Assignment: From the first line below to the last, reproduce the material exactly and leave out the images.

Source records:
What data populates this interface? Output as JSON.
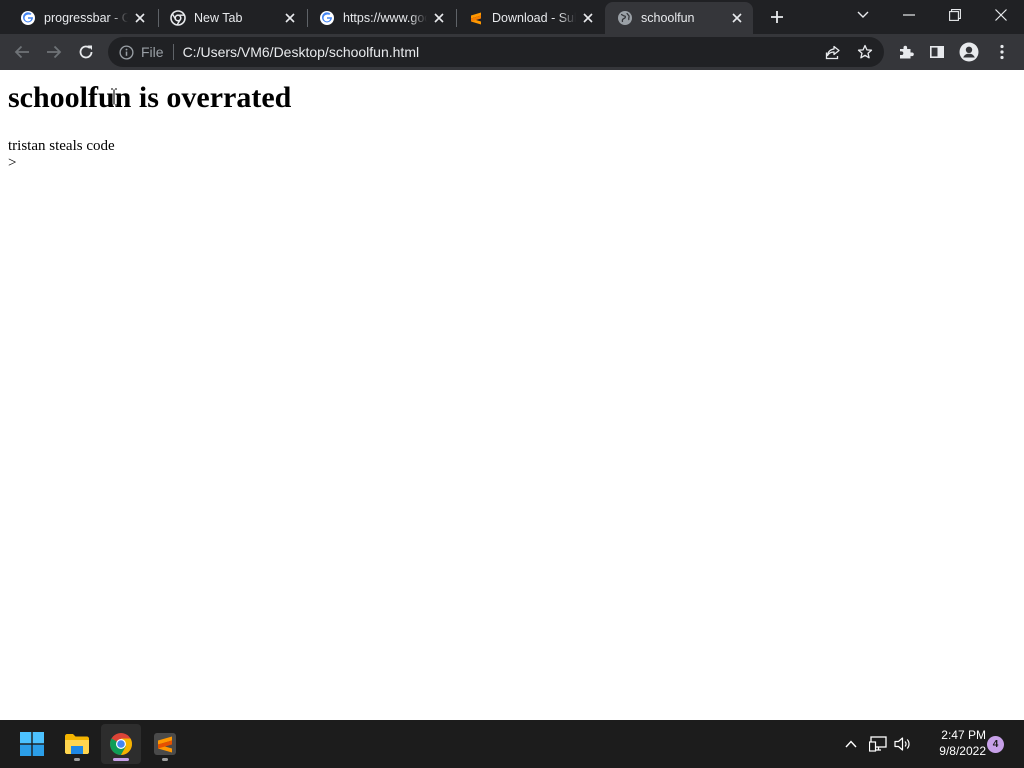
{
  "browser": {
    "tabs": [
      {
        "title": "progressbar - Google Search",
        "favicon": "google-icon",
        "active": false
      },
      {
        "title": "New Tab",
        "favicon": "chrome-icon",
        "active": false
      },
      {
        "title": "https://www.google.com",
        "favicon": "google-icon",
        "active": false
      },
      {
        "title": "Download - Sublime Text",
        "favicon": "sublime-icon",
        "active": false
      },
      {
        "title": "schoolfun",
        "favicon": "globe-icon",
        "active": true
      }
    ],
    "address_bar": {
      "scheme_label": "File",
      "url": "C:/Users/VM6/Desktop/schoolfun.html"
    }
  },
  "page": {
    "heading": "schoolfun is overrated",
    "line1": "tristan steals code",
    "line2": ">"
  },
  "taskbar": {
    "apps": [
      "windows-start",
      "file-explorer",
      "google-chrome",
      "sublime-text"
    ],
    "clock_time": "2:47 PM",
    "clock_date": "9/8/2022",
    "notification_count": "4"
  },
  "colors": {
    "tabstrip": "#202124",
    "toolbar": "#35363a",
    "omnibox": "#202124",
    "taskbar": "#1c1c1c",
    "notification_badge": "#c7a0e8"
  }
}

Result for this exercise:
What data populates this interface? Output as JSON.
{
  "browser": {
    "tabs": [
      {
        "title": "progressbar - Google Search",
        "favicon": "google-icon",
        "active": false
      },
      {
        "title": "New Tab",
        "favicon": "chrome-icon",
        "active": false
      },
      {
        "title": "https://www.google.com",
        "favicon": "google-icon",
        "active": false
      },
      {
        "title": "Download - Sublime Text",
        "favicon": "sublime-icon",
        "active": false
      },
      {
        "title": "schoolfun",
        "favicon": "globe-icon",
        "active": true
      }
    ],
    "address_bar": {
      "scheme_label": "File",
      "url": "C:/Users/VM6/Desktop/schoolfun.html"
    }
  },
  "page": {
    "heading": "schoolfun is overrated",
    "line1": "tristan steals code",
    "line2": ">"
  },
  "taskbar": {
    "apps": [
      "windows-start",
      "file-explorer",
      "google-chrome",
      "sublime-text"
    ],
    "clock_time": "2:47 PM",
    "clock_date": "9/8/2022",
    "notification_count": "4"
  },
  "colors": {
    "tabstrip": "#202124",
    "toolbar": "#35363a",
    "omnibox": "#202124",
    "taskbar": "#1c1c1c",
    "notification_badge": "#c7a0e8"
  }
}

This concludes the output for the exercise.